    Flanigan IV, P.M., Shi, F., Perez, J.J., Karki, S., Pfeiffer, C., Schafmeister, C., Levis, R.J.: Determination of internal energy distributions of laser electrospray mass spectrometry using thermometer ions and other biomolecules. J. Am. Soc. Mass Spectrom. 25, 1572–1582 (2014)CrossRefGoogle Scholar
  47. 47.
    Barylyuk, K.V., Chinfin, K., Balabin, R.M., Zenobi, R.: Fragmentation of benzylpyridinium “thermometer” ions and its effect on the accuracy of internal energy calibration. J. Am. Soc. Mass Spectrom. 21, 172–177 (2010)CrossRefGoogle Scholar
  48. 48.
    Flanigan IV, P.M., Shi, F., Archer, J.J., Levis, R.J.: Internal energy deposition for low energy, femtosecond laser vaporization and nanospray post-ionization mass spectrometry using thermometer ions. J. Am. Soc. Mass Spectrom. 26, 716–724 (2015)CrossRefGoogle Scholar
  49. 49.
    Stephens, E.R., Dumlao, M., Xiao, D., Zhang, D., Donald, W.A.: Benzylammonium thermometer ions: internal energies of ions formed by low temperature plasma and atmospheric pressure chemical ionization. J. Am. Soc. Mass Spectrom. 26, 2081–2084 (2015)CrossRefGoogle Scholar
  50. 50.
    Cooper, C.D., Naff, W.T., Compton, R.N.: Negative ion properties of p‐benzoquinone: electron affinity and compound states. J. Chem. Phys. 63, 2752–2757 (1975)CrossRefGoogle Scholar
  51. 51.
    Kebarle, P., Chowdhury, S.: Electron affinities and electron-transfer reactions. Chem. Rev. 87, 513–534 (1987)CrossRefGoogle Scholar
  52. 52.
    Boesch, S.E., Grafton, A.K., Wheeler, R.A.: Electron affinities of substituted p-benzoquinones from hybrid Hartree-Fock/density-functional calculations. J. Phys. Chem. 100, 10083–10087 (1996)CrossRefGoogle Scholar
  53. 53.
    Fattahi, A., Kass, S.R., Liebman, J.F., Matos, M.A.R., Miranda, M.S., Morais, V.M.F.: The enthalpies of formation of o-, m-, and p-benzoquinone: gas-phase ion energetics, combustion calorimetry, and quantum chemical computations combined. J. Am. Chem. Soc. 127, 6116–6122 (2005)CrossRefGoogle Scholar
  54. 54.
    Berson, J.A.: In: Patai, S., Rappoport, Z. (eds.) The chemistry of the Quinonoid compounds, vol. 2, pp. 455–536. Wiley, New York (1988)Google Scholar
  55. 55.
    Berson, J.A.: In: Moss, R.A., Platz, M.S., Jones Jr., M. (eds.) Reactive intermediate chemistry, pp. 165–203. Wiley, New York (2004)Google Scholar
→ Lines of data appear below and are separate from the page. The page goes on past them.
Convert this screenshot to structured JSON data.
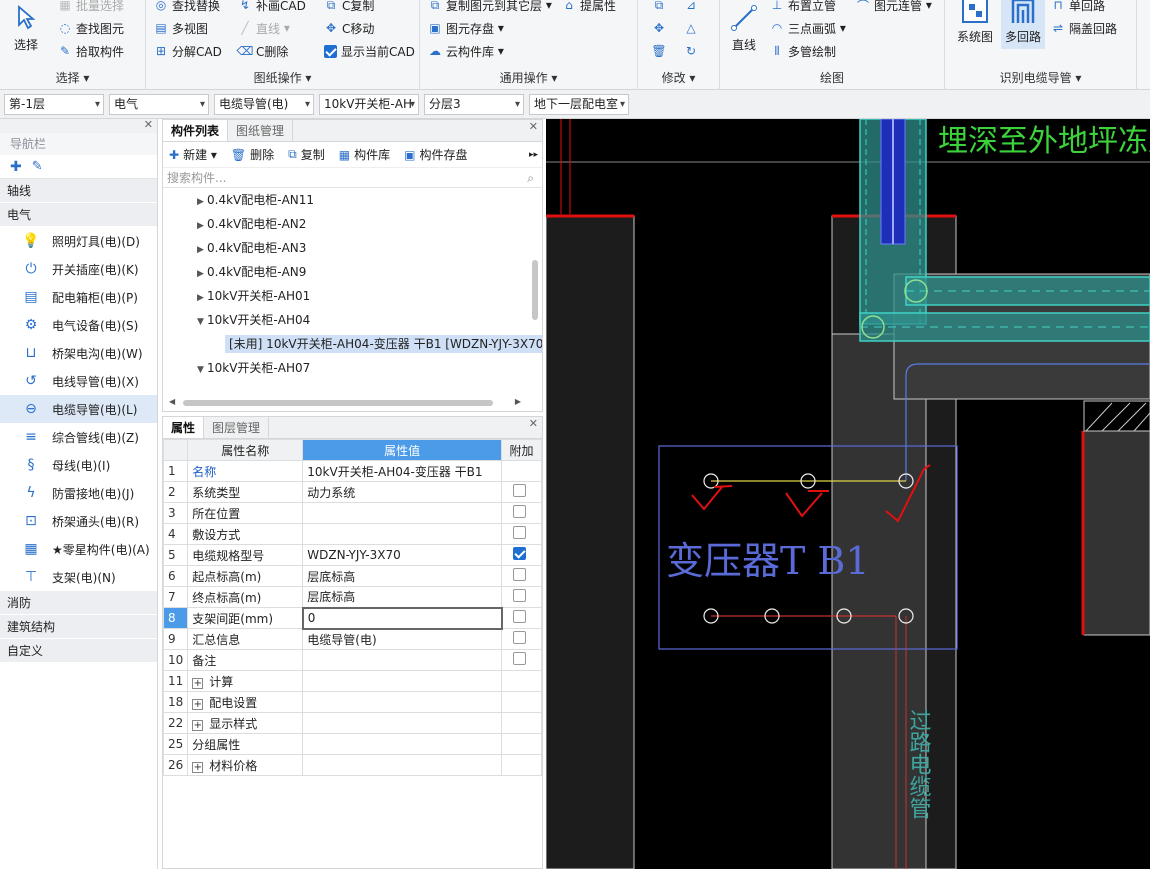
{
  "ribbon": {
    "select_group": {
      "title": "选择",
      "big_label": "选择",
      "items": [
        "批量选择",
        "查找图元",
        "拾取构件"
      ]
    },
    "drawing_ops": {
      "title": "图纸操作",
      "items": [
        "查找替换",
        "补画CAD",
        "C复制",
        "多视图",
        "直线",
        "C移动",
        "分解CAD",
        "C删除",
        "显示当前CAD"
      ],
      "show_current_cad_checked": true
    },
    "common_ops": {
      "title": "通用操作",
      "items": [
        "复制图元到其它层",
        "提属性",
        "图元存盘",
        "云构件库"
      ]
    },
    "modify": {
      "title": "修改"
    },
    "draw": {
      "title": "绘图",
      "big_label": "直线",
      "items": [
        "布置立管",
        "图元连管",
        "三点画弧",
        "多管绘制"
      ]
    },
    "recognize": {
      "title": "识别电缆导管",
      "big_items": [
        "系统图",
        "多回路"
      ],
      "items": [
        "单回路",
        "隔盖回路"
      ]
    }
  },
  "selectors": [
    "第-1层",
    "电气",
    "电缆导管(电)",
    "10kV开关柜-AH",
    "分层3",
    "地下一层配电室"
  ],
  "nav": {
    "title": "导航栏",
    "categories_top": [
      "轴线",
      "电气"
    ],
    "items": [
      {
        "label": "照明灯具(电)(D)",
        "icon": "bulb-icon"
      },
      {
        "label": "开关插座(电)(K)",
        "icon": "switch-icon"
      },
      {
        "label": "配电箱柜(电)(P)",
        "icon": "panel-icon"
      },
      {
        "label": "电气设备(电)(S)",
        "icon": "device-icon"
      },
      {
        "label": "桥架电沟(电)(W)",
        "icon": "tray-icon"
      },
      {
        "label": "电线导管(电)(X)",
        "icon": "wire-conduit-icon"
      },
      {
        "label": "电缆导管(电)(L)",
        "icon": "cable-conduit-icon"
      },
      {
        "label": "综合管线(电)(Z)",
        "icon": "combined-pipe-icon"
      },
      {
        "label": "母线(电)(I)",
        "icon": "busbar-icon"
      },
      {
        "label": "防雷接地(电)(J)",
        "icon": "lightning-icon"
      },
      {
        "label": "桥架通头(电)(R)",
        "icon": "tray-fitting-icon"
      },
      {
        "label": "★零星构件(电)(A)",
        "icon": "misc-icon"
      },
      {
        "label": "支架(电)(N)",
        "icon": "bracket-icon"
      }
    ],
    "categories_bottom": [
      "消防",
      "建筑结构",
      "自定义"
    ]
  },
  "complist": {
    "tabs": [
      "构件列表",
      "图纸管理"
    ],
    "toolbar": [
      "新建",
      "删除",
      "复制",
      "构件库",
      "构件存盘"
    ],
    "search_placeholder": "搜索构件...",
    "tree": [
      {
        "label": "0.4kV配电柜-AN11",
        "expanded": false,
        "level": 1
      },
      {
        "label": "0.4kV配电柜-AN2",
        "expanded": false,
        "level": 1
      },
      {
        "label": "0.4kV配电柜-AN3",
        "expanded": false,
        "level": 1
      },
      {
        "label": "0.4kV配电柜-AN9",
        "expanded": false,
        "level": 1
      },
      {
        "label": "10kV开关柜-AH01",
        "expanded": false,
        "level": 1
      },
      {
        "label": "10kV开关柜-AH04",
        "expanded": true,
        "level": 1
      },
      {
        "label": "[未用] 10kV开关柜-AH04-变压器 干B1 [WDZN-YJY-3X70",
        "expanded": false,
        "level": 2,
        "selected": true
      },
      {
        "label": "10kV开关柜-AH07",
        "expanded": true,
        "level": 1
      }
    ]
  },
  "props": {
    "tabs": [
      "属性",
      "图层管理"
    ],
    "headers": [
      "属性名称",
      "属性值",
      "附加"
    ],
    "rows": [
      {
        "num": "1",
        "name": "名称",
        "value": "10kV开关柜-AH04-变压器 干B1",
        "check": null,
        "blue": true
      },
      {
        "num": "2",
        "name": "系统类型",
        "value": "动力系统",
        "check": false,
        "blue": false
      },
      {
        "num": "3",
        "name": "所在位置",
        "value": "",
        "check": false,
        "blue": false
      },
      {
        "num": "4",
        "name": "敷设方式",
        "value": "",
        "check": false,
        "blue": false
      },
      {
        "num": "5",
        "name": "电缆规格型号",
        "value": "WDZN-YJY-3X70",
        "check": true,
        "blue": false
      },
      {
        "num": "6",
        "name": "起点标高(m)",
        "value": "层底标高",
        "check": false,
        "blue": false
      },
      {
        "num": "7",
        "name": "终点标高(m)",
        "value": "层底标高",
        "check": false,
        "blue": false
      },
      {
        "num": "8",
        "name": "支架间距(mm)",
        "value": "0",
        "check": false,
        "blue": false,
        "editing": true
      },
      {
        "num": "9",
        "name": "汇总信息",
        "value": "电缆导管(电)",
        "check": false,
        "blue": false
      },
      {
        "num": "10",
        "name": "备注",
        "value": "",
        "check": false,
        "blue": false
      },
      {
        "num": "11",
        "name": "计算",
        "value": "",
        "check": null,
        "group": true
      },
      {
        "num": "18",
        "name": "配电设置",
        "value": "",
        "check": null,
        "group": true
      },
      {
        "num": "22",
        "name": "显示样式",
        "value": "",
        "check": null,
        "group": true
      },
      {
        "num": "25",
        "name": "分组属性",
        "value": "",
        "check": null
      },
      {
        "num": "26",
        "name": "材料价格",
        "value": "",
        "check": null,
        "group": true
      }
    ]
  },
  "cad": {
    "top_text": "埋深至外地坪冻土层以下",
    "label_transformer": "变压器T B1",
    "label_vertical": "过路电缆管",
    "colors": {
      "duct": "#3fd2c4",
      "red": "#e01010",
      "wall": "#c8c8c8",
      "blue_frame": "#5a6bd8"
    }
  }
}
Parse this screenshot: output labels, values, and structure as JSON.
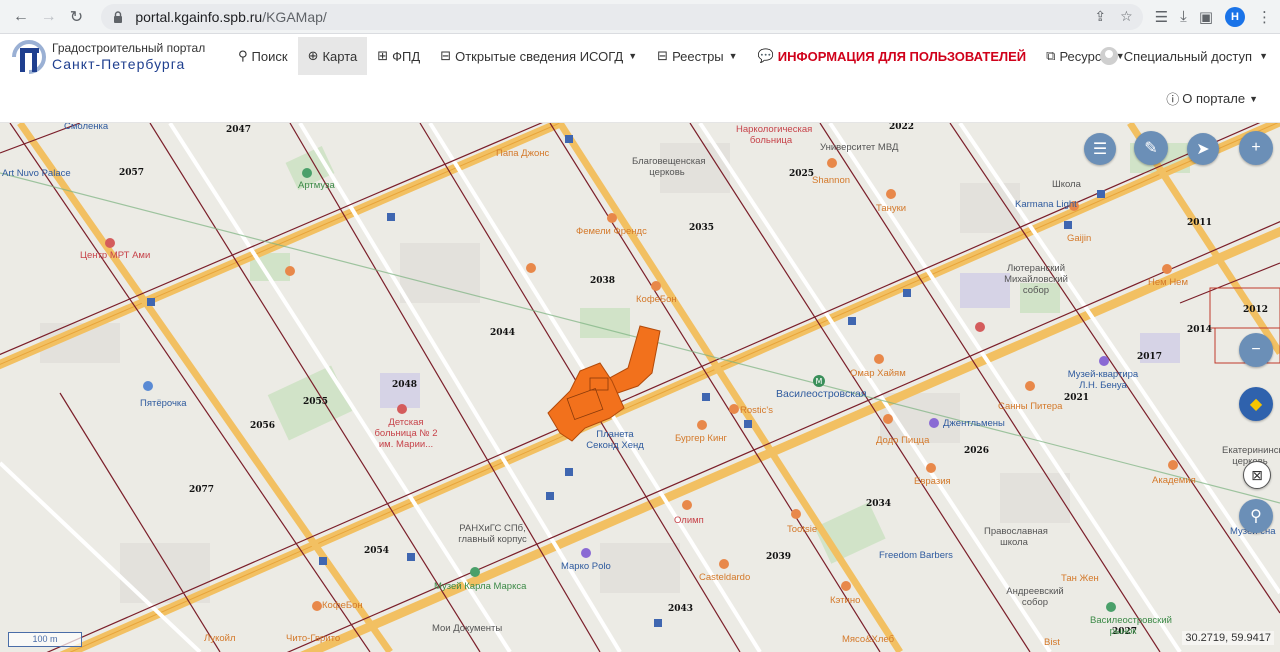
{
  "browser": {
    "host": "portal.kgainfo.spb.ru",
    "path": "/KGAMap/",
    "profile_initial": "Н"
  },
  "header": {
    "logo_line1": "Градостроительный портал",
    "logo_line2": "Санкт-Петербурга",
    "menu": [
      {
        "label": "Поиск",
        "icon": "search-icon"
      },
      {
        "label": "Карта",
        "icon": "globe-icon",
        "active": true
      },
      {
        "label": "ФПД",
        "icon": "map-icon"
      },
      {
        "label": "Открытые сведения ИСОГД",
        "icon": "table-icon",
        "dropdown": true
      },
      {
        "label": "Реестры",
        "icon": "table-icon",
        "dropdown": true
      },
      {
        "label": "ИНФОРМАЦИЯ ДЛЯ ПОЛЬЗОВАТЕЛЕЙ",
        "icon": "comments-icon",
        "highlight": true
      },
      {
        "label": "Ресурсы",
        "icon": "external-link-icon",
        "dropdown": true
      }
    ],
    "special_access": "Специальный доступ",
    "about": "О портале"
  },
  "map": {
    "scale_label": "100 m",
    "coordinates": "30.2719, 59.9417",
    "quarter_numbers": [
      "2047",
      "2057",
      "2022",
      "2025",
      "2035",
      "2038",
      "2044",
      "2048",
      "2055",
      "2056",
      "2077",
      "2054",
      "2043",
      "2039",
      "2034",
      "2026",
      "2021",
      "2017",
      "2014",
      "2012",
      "2011",
      "2027"
    ],
    "poi_labels": [
      "Смоленка",
      "Art Nuvo Palace",
      "Артмуза",
      "Папа Джонс",
      "Благовещенская церковь",
      "Наркологическая больница",
      "Университет МВД",
      "Shannon",
      "Тануки",
      "Школа",
      "Karmana Light",
      "Gaijin",
      "Лютеранский Михайловский собор",
      "Нем Нем",
      "Центр МРТ Ами",
      "Фемели Френдс",
      "КофеБон",
      "Пятёрочка",
      "Детская больница № 2 им. Марии...",
      "Планета Секонд Хенд",
      "Бургер Кинг",
      "Rostic's",
      "Василеостровская",
      "Омар Хайям",
      "Джентльмены",
      "Музей-квартира Л.Н. Бенуа",
      "Санны Питера",
      "Додо Пицца",
      "Евразия",
      "Академия",
      "Tootsie",
      "Freedom Barbers",
      "Православная школа",
      "Тан Жен",
      "Андреевский собор",
      "Марко Polo",
      "Музей Карла Маркса",
      "Casteldardo",
      "Кэтино",
      "Мои Документы",
      "Чито-Гврито",
      "Лукойл",
      "КофеБон",
      "Мясо&Хлеб",
      "Bist",
      "Василеостровский рынок",
      "РАНХиГС СПб, главный корпус",
      "Олимп",
      "Екатерининская церковь",
      "Музей сна"
    ]
  }
}
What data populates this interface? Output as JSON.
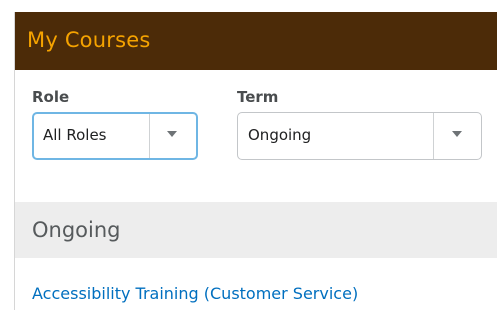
{
  "widget": {
    "title": "My Courses"
  },
  "filters": {
    "role": {
      "label": "Role",
      "selected": "All Roles"
    },
    "term": {
      "label": "Term",
      "selected": "Ongoing"
    }
  },
  "section": {
    "title": "Ongoing",
    "courses": [
      {
        "name": "Accessibility Training (Customer Service)"
      }
    ]
  },
  "colors": {
    "header_bg": "#4c2b08",
    "header_text": "#f5a300",
    "link": "#006fbf",
    "focus_border": "#6fb6e4",
    "section_bg": "#ededed"
  },
  "icons": [
    "chevron-down-icon"
  ]
}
Copyright information

© American Society for Mass Spectrometry 2016

Authors and Affiliations

  • Isra Hassan
    • 1
  • Julius Pavlov
    • 1
  • Ramu Errabelli
    • 1
  • Athula B. Attygalle
    • 1
  1. 1.Center for Mass Spectrometry, Department of Chemistry, Chemical Biology, and Biomedical EngineeringStevens Institute of TechnologyHobokenUSA

Personalised recommendations